6:36 p.m.: OK, so I lied. Anyone else see Bryce Fisher get blown up by a tight end on that touchdown run? That was pitiful. The defense looks tired and slow and completely out of air. They shouldn't need the Seattle crowd to get them up for this ...
6:50 p.m.: Halftime analysis
Well, it's gut-check time for the Seahawks. We'll find out if this team has what it takes to mount a comeback against what sure is looking like the best defense in the league. The first half hardly could have gone worse for Seattle. The interesting thing for the Seahawks is that they've only been outgained by about 30 yards total, but the difference has been obvious: Two trips inside the 20 for the Seahawks have yielded only two field goals, and the defense has forced no turnovers. Conversely, in four trips into the red zone, the Bears have two touchdowns and two field goals. Ten of those points came off two very, very bad Matt Hasselbeck passes that were intercepted. Not what we've come to expect in the last year from him.
I think the Seahawks are playing right into the hands of the Bears defense. They seem to have completely abandoned the run; Maurice Morris has only six carries, and they didn't even try to run once on that final first and goal from the five.
I don't think the game plan changes much in the second half; I just think the Seahawks need to do what they set out to do initially.
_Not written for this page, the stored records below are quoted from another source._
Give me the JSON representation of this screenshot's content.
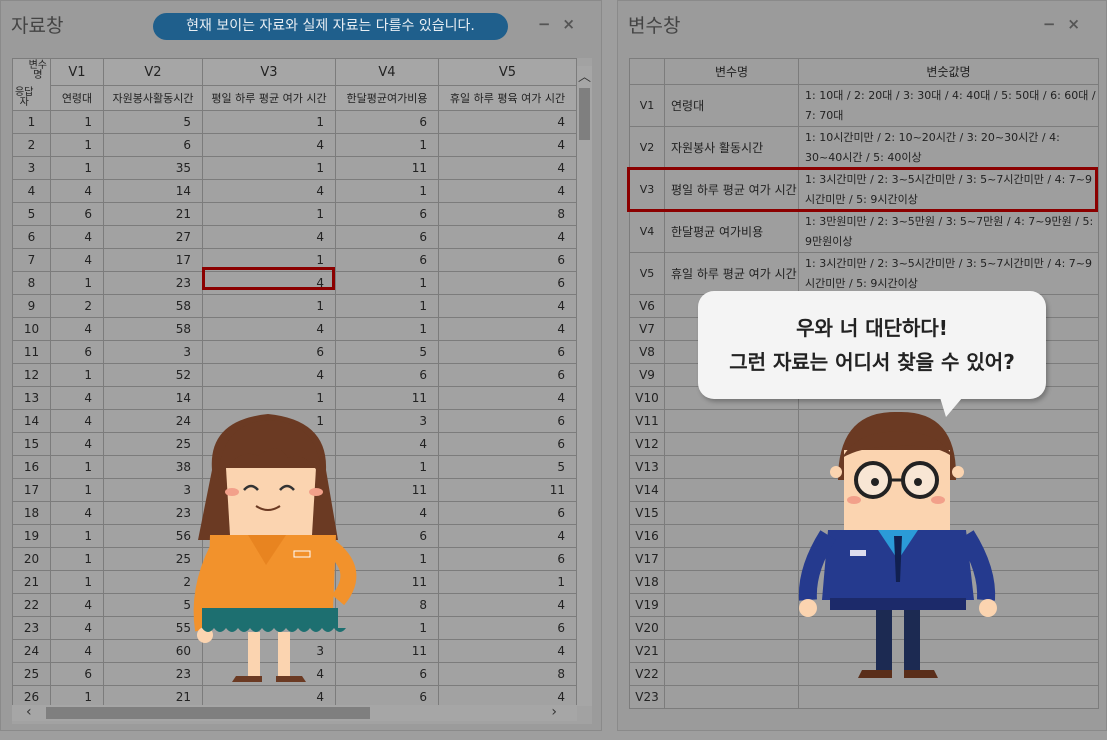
{
  "left_panel": {
    "title": "자료창",
    "notice": "현재 보이는 자료와 실제 자료는 다를수 있습니다.",
    "minimize": "−",
    "close": "×",
    "corner_top": "변수\n명",
    "corner_bottom": "응답\n자",
    "columns": [
      "V1",
      "V2",
      "V3",
      "V4",
      "V5"
    ],
    "column_labels": [
      "연령대",
      "자원봉사활동시간",
      "평일 하루 평균 여가 시간",
      "한달평균여가비용",
      "휴일 하루 평육 여가 시간"
    ],
    "rows": [
      [
        "1",
        "1",
        "5",
        "1",
        "6",
        "4"
      ],
      [
        "2",
        "1",
        "6",
        "4",
        "1",
        "4"
      ],
      [
        "3",
        "1",
        "35",
        "1",
        "11",
        "4"
      ],
      [
        "4",
        "4",
        "14",
        "4",
        "1",
        "4"
      ],
      [
        "5",
        "6",
        "21",
        "1",
        "6",
        "8"
      ],
      [
        "6",
        "4",
        "27",
        "4",
        "6",
        "4"
      ],
      [
        "7",
        "4",
        "17",
        "1",
        "6",
        "6"
      ],
      [
        "8",
        "1",
        "23",
        "4",
        "1",
        "6"
      ],
      [
        "9",
        "2",
        "58",
        "1",
        "1",
        "4"
      ],
      [
        "10",
        "4",
        "58",
        "4",
        "1",
        "4"
      ],
      [
        "11",
        "6",
        "3",
        "6",
        "5",
        "6"
      ],
      [
        "12",
        "1",
        "52",
        "4",
        "6",
        "6"
      ],
      [
        "13",
        "4",
        "14",
        "1",
        "11",
        "4"
      ],
      [
        "14",
        "4",
        "24",
        "1",
        "3",
        "6"
      ],
      [
        "15",
        "4",
        "25",
        "",
        "4",
        "6"
      ],
      [
        "16",
        "1",
        "38",
        "",
        "1",
        "5"
      ],
      [
        "17",
        "1",
        "3",
        "",
        "11",
        "11"
      ],
      [
        "18",
        "4",
        "23",
        "",
        "4",
        "6"
      ],
      [
        "19",
        "1",
        "56",
        "",
        "6",
        "4"
      ],
      [
        "20",
        "1",
        "25",
        "",
        "1",
        "6"
      ],
      [
        "21",
        "1",
        "2",
        "",
        "11",
        "1"
      ],
      [
        "22",
        "4",
        "5",
        "",
        "8",
        "4"
      ],
      [
        "23",
        "4",
        "55",
        "",
        "1",
        "6"
      ],
      [
        "24",
        "4",
        "60",
        "3",
        "11",
        "4"
      ],
      [
        "25",
        "6",
        "23",
        "4",
        "6",
        "8"
      ],
      [
        "26",
        "1",
        "21",
        "4",
        "6",
        "4"
      ]
    ]
  },
  "right_panel": {
    "title": "변수창",
    "minimize": "−",
    "close": "×",
    "headers": [
      "변수명",
      "변숫값명"
    ],
    "variables": [
      {
        "id": "V1",
        "name": "연령대",
        "values": "1: 10대 / 2: 20대 / 3: 30대 / 4: 40대 / 5: 50대 / 6: 60대 / 7: 70대"
      },
      {
        "id": "V2",
        "name": "자원봉사 활동시간",
        "values": "1: 10시간미만 / 2: 10~20시간 / 3: 20~30시간 / 4: 30~40시간 / 5: 40이상"
      },
      {
        "id": "V3",
        "name": "평일 하루 평균 여가 시간",
        "values": "1: 3시간미만 / 2: 3~5시간미만 / 3: 5~7시간미만 / 4: 7~9시간미만 / 5: 9시간이상"
      },
      {
        "id": "V4",
        "name": "한달평균 여가비용",
        "values": "1: 3만원미만 / 2: 3~5만원 / 3: 5~7만원 / 4: 7~9만원 / 5: 9만원이상"
      },
      {
        "id": "V5",
        "name": "휴일 하루 평균 여가 시간",
        "values": "1: 3시간미만 / 2: 3~5시간미만 / 3: 5~7시간미만 / 4: 7~9시간미만 / 5: 9시간이상"
      }
    ],
    "empty_ids": [
      "V6",
      "V7",
      "V8",
      "V9",
      "V10",
      "V11",
      "V12",
      "V13",
      "V14",
      "V15",
      "V16",
      "V17",
      "V18",
      "V19",
      "V20",
      "V21",
      "V22",
      "V23"
    ]
  },
  "speech": {
    "line1": "우와 너 대단하다!",
    "line2": "그런 자료는 어디서 찾을 수 있어?"
  },
  "colors": {
    "highlight": "#8b0000",
    "notice_bg": "#1f5f8c",
    "girl_shirt": "#f2922c",
    "girl_skirt": "#1d6f70",
    "boy_suit": "#253a8e"
  }
}
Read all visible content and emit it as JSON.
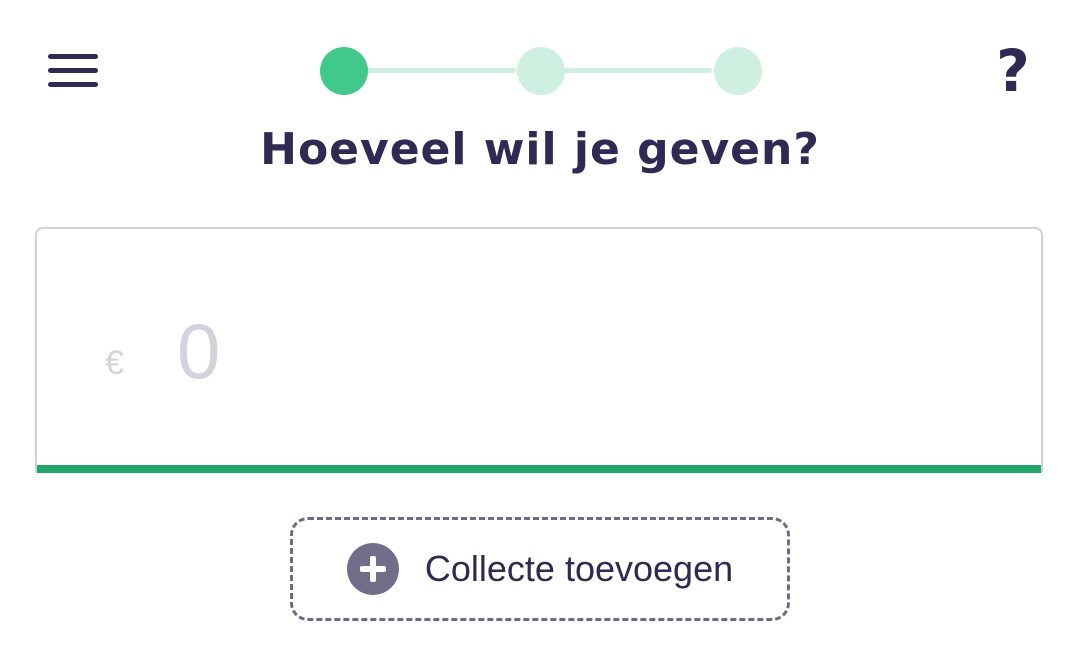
{
  "header": {
    "menu_icon": "hamburger-menu-icon",
    "help_label": "?",
    "steps": {
      "total": 3,
      "current": 1
    }
  },
  "main": {
    "title": "Hoeveel wil je geven?",
    "amount": {
      "currency_symbol": "€",
      "value": "",
      "placeholder": "0"
    },
    "add_collection": {
      "icon": "plus-circle-icon",
      "label": "Collecte toevoegen"
    }
  },
  "colors": {
    "text_primary": "#2e2a54",
    "step_active": "#41c98b",
    "step_inactive": "#cff0e1",
    "input_underline": "#21a56a",
    "placeholder": "#d4d3dc",
    "plus_icon_bg": "#706e88",
    "dashed_border": "#6d6b85"
  }
}
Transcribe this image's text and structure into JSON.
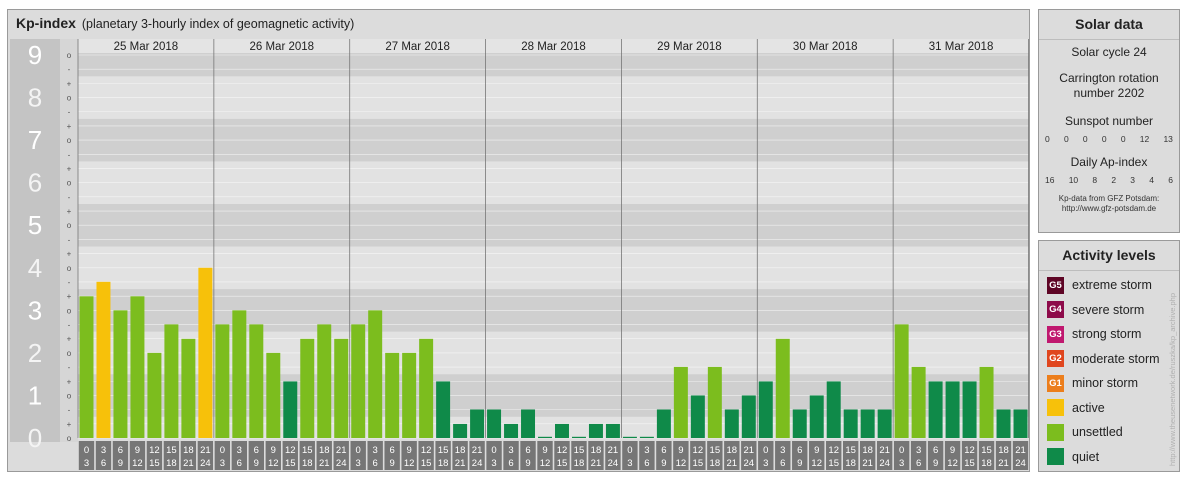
{
  "header": {
    "title": "Kp-index",
    "subtitle": "(planetary 3-hourly index of geomagnetic activity)"
  },
  "chart_data": {
    "type": "bar",
    "title": "Kp-index",
    "subtitle": "(planetary 3-hourly index of geomagnetic activity)",
    "ylim": [
      0,
      9.33
    ],
    "y_ticks": [
      "0",
      "1",
      "2",
      "3",
      "4",
      "5",
      "6",
      "7",
      "8",
      "9"
    ],
    "minor_ticks": [
      "o",
      "+",
      "-"
    ],
    "days": [
      "25 Mar 2018",
      "26 Mar 2018",
      "27 Mar 2018",
      "28 Mar 2018",
      "29 Mar 2018",
      "30 Mar 2018",
      "31 Mar 2018"
    ],
    "interval_labels": [
      [
        "0",
        "3"
      ],
      [
        "3",
        "6"
      ],
      [
        "6",
        "9"
      ],
      [
        "9",
        "12"
      ],
      [
        "12",
        "15"
      ],
      [
        "15",
        "18"
      ],
      [
        "18",
        "21"
      ],
      [
        "21",
        "24"
      ]
    ],
    "values": [
      3.33,
      3.67,
      3.0,
      3.33,
      2.0,
      2.67,
      2.33,
      4.0,
      2.67,
      3.0,
      2.67,
      2.0,
      1.33,
      2.33,
      2.67,
      2.33,
      2.67,
      3.0,
      2.0,
      2.0,
      2.33,
      1.33,
      0.33,
      0.67,
      0.67,
      0.33,
      0.67,
      0.0,
      0.33,
      0.0,
      0.33,
      0.33,
      0.0,
      0.0,
      0.67,
      1.67,
      1.0,
      1.67,
      0.67,
      1.0,
      1.33,
      2.33,
      0.67,
      1.0,
      1.33,
      0.67,
      0.67,
      0.67,
      2.67,
      1.67,
      1.33,
      1.33,
      1.33,
      1.67,
      0.67,
      0.67
    ],
    "activity_colors": {
      "quiet": "#0f8a49",
      "unsettled": "#7cbd1e",
      "active": "#f7c10a"
    }
  },
  "solar": {
    "title": "Solar data",
    "cycle": "Solar cycle 24",
    "carrington_line1": "Carrington rotation",
    "carrington_line2": "number 2202",
    "sunspot_title": "Sunspot number",
    "sunspot_values": [
      "0",
      "0",
      "0",
      "0",
      "0",
      "12",
      "13"
    ],
    "ap_title": "Daily Ap-index",
    "ap_values": [
      "16",
      "10",
      "8",
      "2",
      "3",
      "4",
      "6"
    ],
    "source_line1": "Kp-data from GFZ Potsdam:",
    "source_line2": "http://www.gfz-potsdam.de"
  },
  "activity": {
    "title": "Activity levels",
    "items": [
      {
        "code": "G5",
        "label": "extreme storm",
        "color": "#5e0525"
      },
      {
        "code": "G4",
        "label": "severe storm",
        "color": "#8d0b4a"
      },
      {
        "code": "G3",
        "label": "strong storm",
        "color": "#c0186f"
      },
      {
        "code": "G2",
        "label": "moderate storm",
        "color": "#e0461e"
      },
      {
        "code": "G1",
        "label": "minor storm",
        "color": "#ec7e1c"
      },
      {
        "code": "",
        "label": "active",
        "color": "#f7c10a"
      },
      {
        "code": "",
        "label": "unsettled",
        "color": "#7cbd1e"
      },
      {
        "code": "",
        "label": "quiet",
        "color": "#0f8a49"
      }
    ]
  },
  "credit": "http://www.theusenetwork.de/ruszka/kp_archive.php"
}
I'd like to see them run the ball a little more, trying to get Morris out in space. I'd like to see them take advantage of the Bears' aggressiveness with some screen passes. And I'd like to see the defense step up and make a play. That's the only chance they have.
7:24 p.m.: You know, somebody should tell Matt Hasselbeck that every defense has now seen that little check-down handoff to Mack Strong enough time on film that they're ready for it now. I mean, we've now done it twice on third down and neither time have we come close to converting. This is becoming incredibly frustrating to watch. We look completely outclassed and outcoached at this point. It's like the Bears know what's coming on virtually every play. Every time Hasselbeck checks off to a pass, the Bears back out and have every receiver absolutely swarmed. This is embarrassing. No other way to put it.
7:27 p.m.: Do you realize that that deep incompletion to Berrian was the first ball thrown Marcus Trufant's direction that wasn't completed or a pass interference penalty? Yuck.
7:34 p.m.: My buddy Jo-Jo just weighed in with this thought:
"I have a hard time with the fact that it looks as if no one is open, ever. Hasselbeck looks like he is short of options every time he drops back to throw."What's frustrating is that we haven't been able to make any plays. It's like the Super Bowl all over again -- when there actually is a big play to be made against a tough defense, we can't seem to make it happen. Case in point: Wide open Darrell Jackson, streaking down the sideline; Hasselbeck throws the ball too close to the sideline and it rolls off his fingertips. Typical of tonight, and seeming to be typical of our team in hostile environments, taking into account the Super Bowl, the opener and Detroit, and tonight.
7:38 p.m.: Can't stop the run? Put 12 guys on the field! Just don't get caught like Seattle did.
7:41 p.m.: You know, if you're going to commit a penalty, you might want to make sure he doesn't catch the touchdown. Incidentally, anyone notice that it was once again our third string safety getting burned? Celestin, Pruitt, it doesn't matter ... the third safety on every team sucks. It's just that ours only seem to make their way onto the field in big games.
8:22 p.m.: Well, mercifully, it's over. Good thing it's just one game ... although that one game will really be like two games if it comes down to that for a home field advantage tiebreaker. I'm disappointed, but I'm also prepared to keep it in perspective. Yes, it sucked. Yes, it was embarrassing. But, yes, it's only one game. After four games last year, the Hawks were 2-2 coming off a tough loss to Washington. They won 11 of their final 12, a streak no one could have imagined at the time. Here's to keeping the faith.